By keeping a notebook exclusively for that purpose, you can encourage yourself to focus on your positive traits and past successes. You don’t have to write screeds of self-congratulatory ramblings—the main idea is to connect with the things that make you feel good about being you, which will help you see why others might feel good. About you as well! You might try writing a weekly list of ten things you’re proud of having done or make a note of meaningful compliments you can remember receiving.
#6. Practice mindfulness exercises
When you’re struggling with shyness, your mind can dwell too much on past regrets and fears about the future. Practicing mindfulness exercises help your mind to turn its focus to the present, promoting the enjoyment of current experiences and reducing anxiety. Even just spending 5-10 minutes each day concentrating on your breathing in a comfortable and relaxing place can start to change structures in your brain that deal with stress. Let passing thoughts drift, and focus only on slow, deep breaths.
#7. Try affirmations
Affirmations are positive statements that help to rewrite negative beliefs. An affirmation for overcoming shyness might be “I am confident, and I’m ready to have a great time tonight” or “I am a fun, loving person and others appreciate my presence.” You can say affirmations into the mirror, write them down, or recite them before leaving the house, but they should be repeated at least 3-4 times in succession.
#8. Choose to make yourself vulnerable

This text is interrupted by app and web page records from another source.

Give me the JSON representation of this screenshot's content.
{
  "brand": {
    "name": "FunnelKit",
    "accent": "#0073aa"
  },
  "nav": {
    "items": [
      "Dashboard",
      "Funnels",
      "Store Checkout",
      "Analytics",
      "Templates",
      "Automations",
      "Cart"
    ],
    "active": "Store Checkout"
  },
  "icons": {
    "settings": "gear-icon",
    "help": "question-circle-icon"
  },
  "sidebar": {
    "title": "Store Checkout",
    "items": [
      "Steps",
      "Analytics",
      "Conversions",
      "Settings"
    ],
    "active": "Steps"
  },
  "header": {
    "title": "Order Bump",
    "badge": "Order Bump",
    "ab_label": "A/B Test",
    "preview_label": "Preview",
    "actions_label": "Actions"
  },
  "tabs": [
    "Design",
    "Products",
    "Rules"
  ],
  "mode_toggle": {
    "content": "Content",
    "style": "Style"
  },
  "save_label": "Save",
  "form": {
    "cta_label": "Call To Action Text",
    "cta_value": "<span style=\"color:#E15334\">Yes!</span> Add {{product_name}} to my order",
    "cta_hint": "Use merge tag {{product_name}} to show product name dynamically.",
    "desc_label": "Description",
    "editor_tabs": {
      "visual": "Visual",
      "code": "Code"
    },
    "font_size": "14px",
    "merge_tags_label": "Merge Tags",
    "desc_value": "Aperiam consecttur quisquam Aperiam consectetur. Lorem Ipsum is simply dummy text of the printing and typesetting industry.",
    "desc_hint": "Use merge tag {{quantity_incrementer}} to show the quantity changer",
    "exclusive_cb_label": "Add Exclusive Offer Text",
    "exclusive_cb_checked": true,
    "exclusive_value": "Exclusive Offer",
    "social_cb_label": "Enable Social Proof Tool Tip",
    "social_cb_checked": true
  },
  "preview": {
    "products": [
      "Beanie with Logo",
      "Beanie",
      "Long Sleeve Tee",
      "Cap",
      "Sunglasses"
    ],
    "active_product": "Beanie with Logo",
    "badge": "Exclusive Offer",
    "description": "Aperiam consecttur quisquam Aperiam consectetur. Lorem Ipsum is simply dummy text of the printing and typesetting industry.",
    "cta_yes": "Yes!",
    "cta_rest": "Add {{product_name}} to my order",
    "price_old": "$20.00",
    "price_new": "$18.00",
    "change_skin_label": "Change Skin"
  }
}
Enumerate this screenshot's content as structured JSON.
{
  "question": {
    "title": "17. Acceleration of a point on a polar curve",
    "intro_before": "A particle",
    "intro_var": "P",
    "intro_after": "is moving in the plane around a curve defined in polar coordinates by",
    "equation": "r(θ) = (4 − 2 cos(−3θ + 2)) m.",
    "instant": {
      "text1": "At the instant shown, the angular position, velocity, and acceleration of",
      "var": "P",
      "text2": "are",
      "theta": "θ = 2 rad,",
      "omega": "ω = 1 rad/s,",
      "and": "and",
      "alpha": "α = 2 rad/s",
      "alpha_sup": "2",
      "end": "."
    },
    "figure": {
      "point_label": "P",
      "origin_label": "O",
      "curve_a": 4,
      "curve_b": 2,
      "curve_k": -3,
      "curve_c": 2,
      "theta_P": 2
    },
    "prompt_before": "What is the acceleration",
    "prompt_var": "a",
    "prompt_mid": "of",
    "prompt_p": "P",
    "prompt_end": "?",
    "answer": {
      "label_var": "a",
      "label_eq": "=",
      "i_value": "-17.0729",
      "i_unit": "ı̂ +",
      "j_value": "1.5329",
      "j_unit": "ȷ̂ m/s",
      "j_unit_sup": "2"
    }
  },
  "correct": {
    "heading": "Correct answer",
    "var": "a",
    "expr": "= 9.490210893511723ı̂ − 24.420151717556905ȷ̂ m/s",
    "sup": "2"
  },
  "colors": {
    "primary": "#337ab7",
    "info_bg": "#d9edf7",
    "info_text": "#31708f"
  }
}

Since shyness is intimately connected with the fear of judgment from others, deliberately making yourself vulnerable can help you become more comfortable showing the “real” you. While you might be unable to make yourself vulnerable in large groups or new situations at first, even just sharing more about yourself with acquaintances or letting yourself speak more freely with friends gives you some valuable practice. In truth, people often prize vulnerability and sincerity in others over a polished or flawless persona, so your willingness to be genuine will likely lead to deeper connections that foster more self-confidence.